» YOUR TASK: Please state how many lines in the records contain the string "document", with no words besides the number.

Component data from apps and pages
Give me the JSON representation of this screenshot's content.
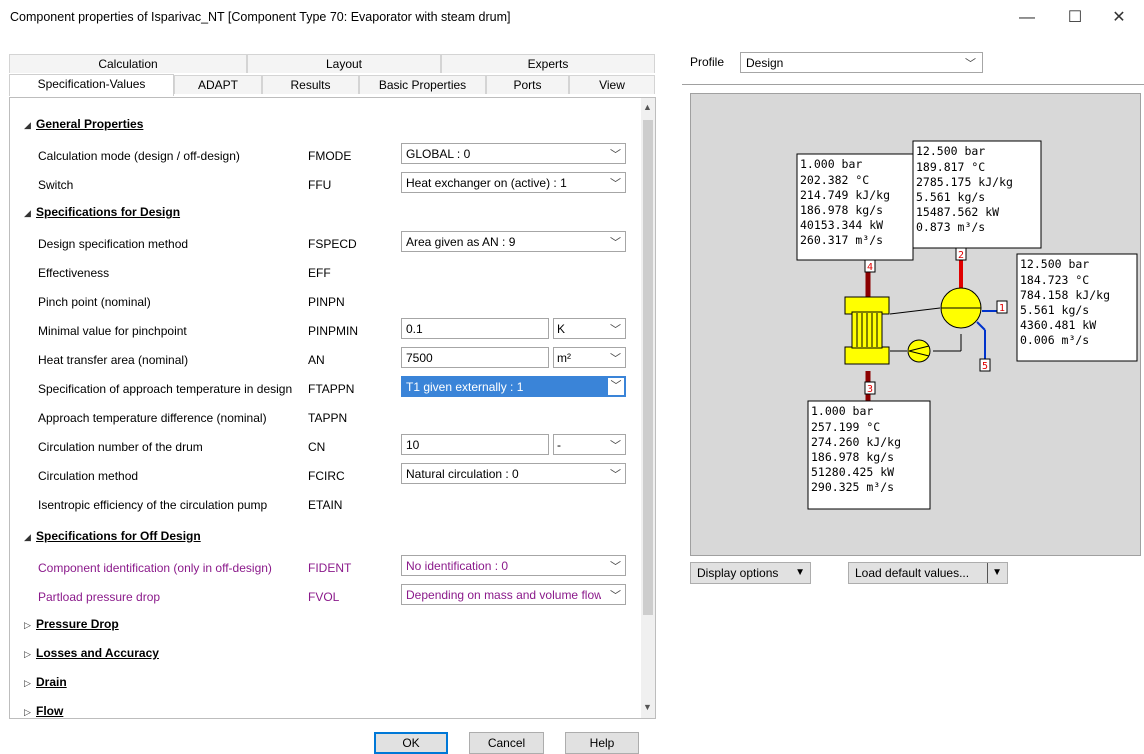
{
  "window": {
    "title": "Component properties of Isparivac_NT   [Component Type 70: Evaporator with steam drum]",
    "minimize": "—",
    "maximize": "☐",
    "close": "✕"
  },
  "tabs_row1": [
    "Calculation",
    "Layout",
    "Experts"
  ],
  "tabs_row2": [
    "Specification-Values",
    "ADAPT",
    "Results",
    "Basic Properties",
    "Ports",
    "View"
  ],
  "sections": {
    "general": "General Properties",
    "design": "Specifications for Design",
    "offdesign": "Specifications for Off Design",
    "pressure_drop": "Pressure Drop",
    "losses": "Losses and Accuracy",
    "drain": "Drain",
    "flow": "Flow"
  },
  "rows": [
    {
      "label": "Calculation mode (design / off-design)",
      "code": "FMODE",
      "value": "GLOBAL : 0"
    },
    {
      "label": "Switch",
      "code": "FFU",
      "value": "Heat exchanger on (active) : 1"
    },
    {
      "label": "Design specification method",
      "code": "FSPECD",
      "value": "Area given as AN : 9"
    },
    {
      "label": "Effectiveness",
      "code": "EFF",
      "value": ""
    },
    {
      "label": "Pinch point (nominal)",
      "code": "PINPN",
      "value": ""
    },
    {
      "label": "Minimal value for pinchpoint",
      "code": "PINPMIN",
      "value": "0.1",
      "unit": "K"
    },
    {
      "label": "Heat transfer area (nominal)",
      "code": "AN",
      "value": "7500",
      "unit": "m²"
    },
    {
      "label": "Specification of approach temperature in design",
      "code": "FTAPPN",
      "value": "T1 given externally : 1"
    },
    {
      "label": "Approach temperature difference (nominal)",
      "code": "TAPPN",
      "value": ""
    },
    {
      "label": "Circulation number of the drum",
      "code": "CN",
      "value": "10",
      "unit": "-"
    },
    {
      "label": "Circulation method",
      "code": "FCIRC",
      "value": "Natural circulation : 0"
    },
    {
      "label": "Isentropic efficiency of the circulation pump",
      "code": "ETAIN",
      "value": ""
    },
    {
      "label": "Component identification (only in off-design)",
      "code": "FIDENT",
      "value": "No identification : 0"
    },
    {
      "label": "Partload pressure drop",
      "code": "FVOL",
      "value": "Depending on mass and volume flow"
    }
  ],
  "buttons": {
    "ok": "OK",
    "cancel": "Cancel",
    "help": "Help"
  },
  "profile": {
    "label": "Profile",
    "value": "Design"
  },
  "bottom": {
    "display_options": "Display options",
    "load_defaults": "Load default values..."
  },
  "diagram": {
    "ports": [
      "1",
      "2",
      "3",
      "4",
      "5"
    ],
    "box4": [
      "1.000 bar",
      "202.382 °C",
      "214.749 kJ/kg",
      "186.978 kg/s",
      "40153.344 kW",
      "260.317 m³/s"
    ],
    "box2": [
      "12.500 bar",
      "189.817 °C",
      "2785.175 kJ/kg",
      "5.561 kg/s",
      "15487.562 kW",
      "0.873 m³/s"
    ],
    "box1": [
      "12.500 bar",
      "184.723 °C",
      "784.158 kJ/kg",
      "5.561 kg/s",
      "4360.481 kW",
      "0.006 m³/s"
    ],
    "box3": [
      "1.000 bar",
      "257.199 °C",
      "274.260 kJ/kg",
      "186.978 kg/s",
      "51280.425 kW",
      "290.325 m³/s"
    ],
    "colors": {
      "background": "#d8d8d8",
      "component": "#ffff00",
      "flue": "#8b0000",
      "steam": "#e00000",
      "water": "#0033cc"
    }
  }
}
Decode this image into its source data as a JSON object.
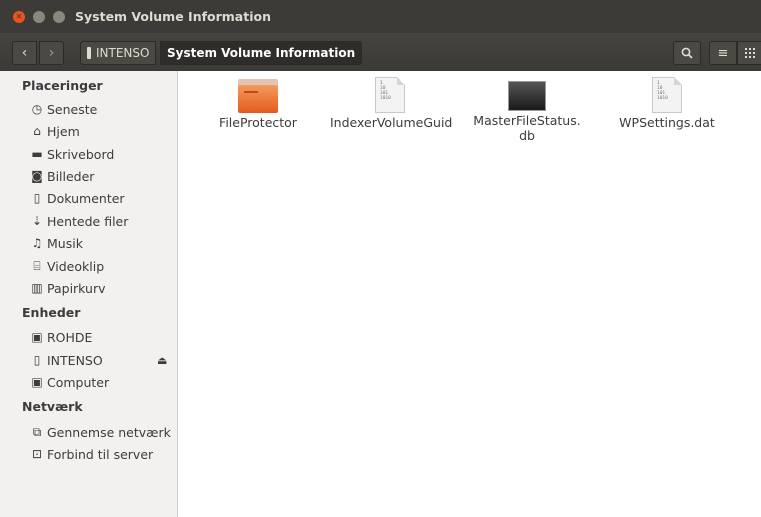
{
  "window": {
    "title": "System Volume Information"
  },
  "toolbar": {
    "drive_label": "INTENSO",
    "current_folder": "System Volume Information"
  },
  "sidebar": {
    "places_header": "Placeringer",
    "places": [
      {
        "label": "Seneste",
        "icon": "clock-icon"
      },
      {
        "label": "Hjem",
        "icon": "home-icon"
      },
      {
        "label": "Skrivebord",
        "icon": "desktop-folder-icon"
      },
      {
        "label": "Billeder",
        "icon": "camera-icon"
      },
      {
        "label": "Dokumenter",
        "icon": "document-icon"
      },
      {
        "label": "Hentede filer",
        "icon": "download-icon"
      },
      {
        "label": "Musik",
        "icon": "music-icon"
      },
      {
        "label": "Videoklip",
        "icon": "film-icon"
      },
      {
        "label": "Papirkurv",
        "icon": "trash-icon"
      }
    ],
    "devices_header": "Enheder",
    "devices": [
      {
        "label": "ROHDE",
        "icon": "drive-icon"
      },
      {
        "label": "INTENSO",
        "icon": "usb-drive-icon"
      },
      {
        "label": "Computer",
        "icon": "drive-icon"
      }
    ],
    "network_header": "Netværk",
    "network": [
      {
        "label": "Gennemse netværk",
        "icon": "network-icon"
      },
      {
        "label": "Forbind til server",
        "icon": "server-icon"
      }
    ]
  },
  "files": [
    {
      "name": "FileProtector",
      "type": "folder"
    },
    {
      "name": "IndexerVolumeGuid",
      "type": "binary"
    },
    {
      "name": "MasterFileStatus.\ndb",
      "type": "black"
    },
    {
      "name": "WPSettings.dat",
      "type": "binary"
    }
  ],
  "doc_glyph": [
    "1",
    "10",
    "101",
    "1010"
  ],
  "colors": {
    "accent": "#e95420",
    "titlebar": "#3c3b37",
    "folder": "#f08c4c"
  }
}
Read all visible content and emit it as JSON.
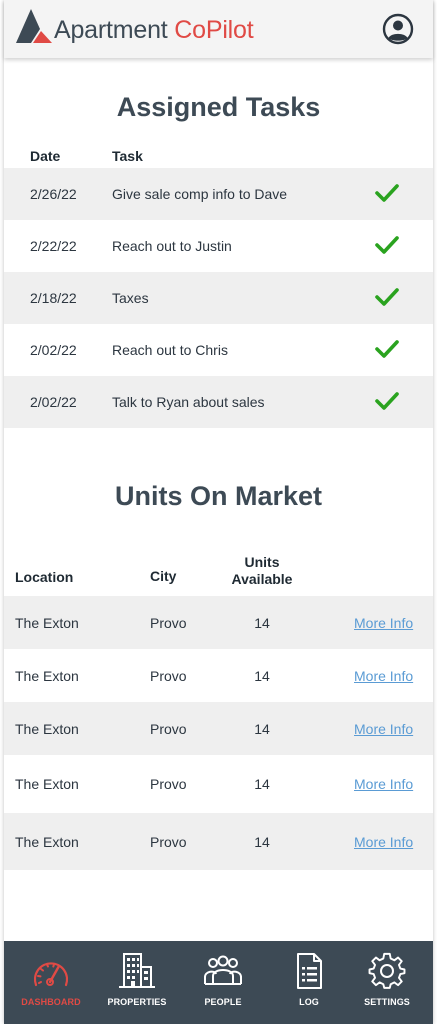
{
  "header": {
    "brand_main": "Apartment ",
    "brand_accent": "CoPilot"
  },
  "tasks": {
    "title": "Assigned Tasks",
    "col_date": "Date",
    "col_task": "Task",
    "rows": [
      {
        "date": "2/26/22",
        "task": "Give sale comp info to Dave",
        "done": true
      },
      {
        "date": "2/22/22",
        "task": "Reach out to Justin",
        "done": true
      },
      {
        "date": "2/18/22",
        "task": "Taxes",
        "done": true
      },
      {
        "date": "2/02/22",
        "task": "Reach out to Chris",
        "done": true
      },
      {
        "date": "2/02/22",
        "task": "Talk to Ryan about sales",
        "done": true
      }
    ]
  },
  "units": {
    "title": "Units On Market",
    "col_location": "Location",
    "col_city": "City",
    "col_units_line1": "Units",
    "col_units_line2": "Available",
    "rows": [
      {
        "location": "The Exton",
        "city": "Provo",
        "count": "14",
        "link": "More Info"
      },
      {
        "location": "The Exton",
        "city": "Provo",
        "count": "14",
        "link": "More Info"
      },
      {
        "location": "The Exton",
        "city": "Provo",
        "count": "14",
        "link": "More Info"
      },
      {
        "location": "The Exton",
        "city": "Provo",
        "count": "14",
        "link": "More Info"
      },
      {
        "location": "The Exton",
        "city": "Provo",
        "count": "14",
        "link": "More Info"
      }
    ]
  },
  "nav": {
    "items": [
      {
        "label": "DASHBOARD",
        "icon": "speedometer-icon",
        "active": true
      },
      {
        "label": "PROPERTIES",
        "icon": "building-icon",
        "active": false
      },
      {
        "label": "PEOPLE",
        "icon": "people-icon",
        "active": false
      },
      {
        "label": "LOG",
        "icon": "document-icon",
        "active": false
      },
      {
        "label": "SETTINGS",
        "icon": "gear-icon",
        "active": false
      }
    ]
  },
  "colors": {
    "accent": "#e04a45",
    "dark": "#3d4a55",
    "check": "#2aa31f",
    "link": "#5a9bd4"
  }
}
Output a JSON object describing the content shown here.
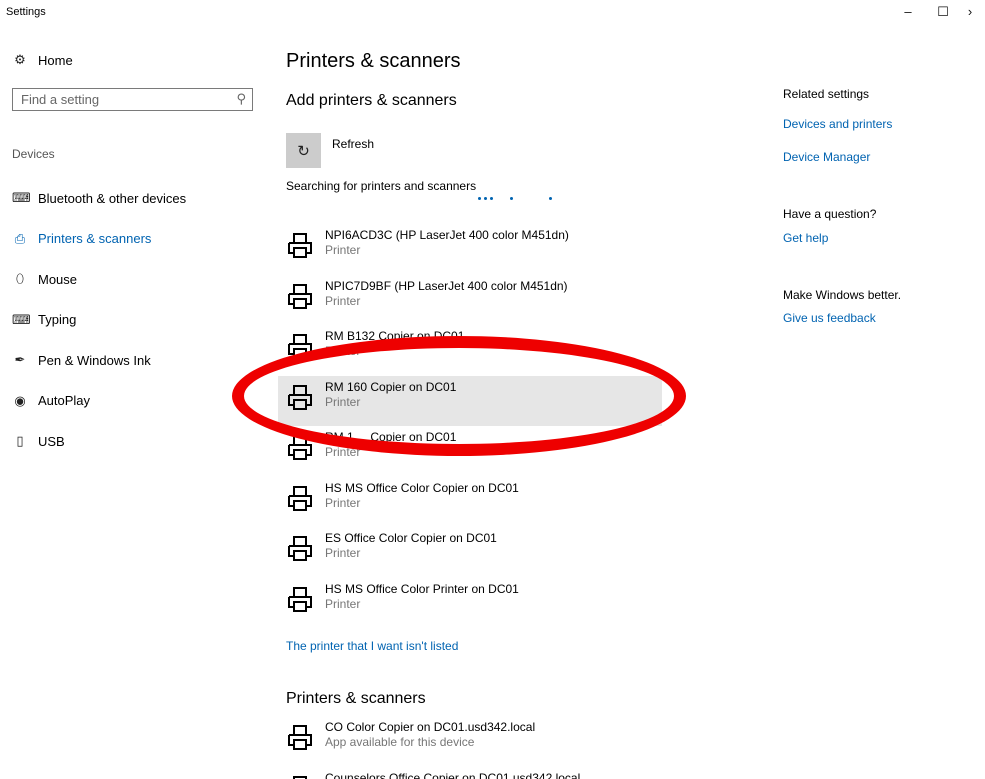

» YOUR RESPONSE: 2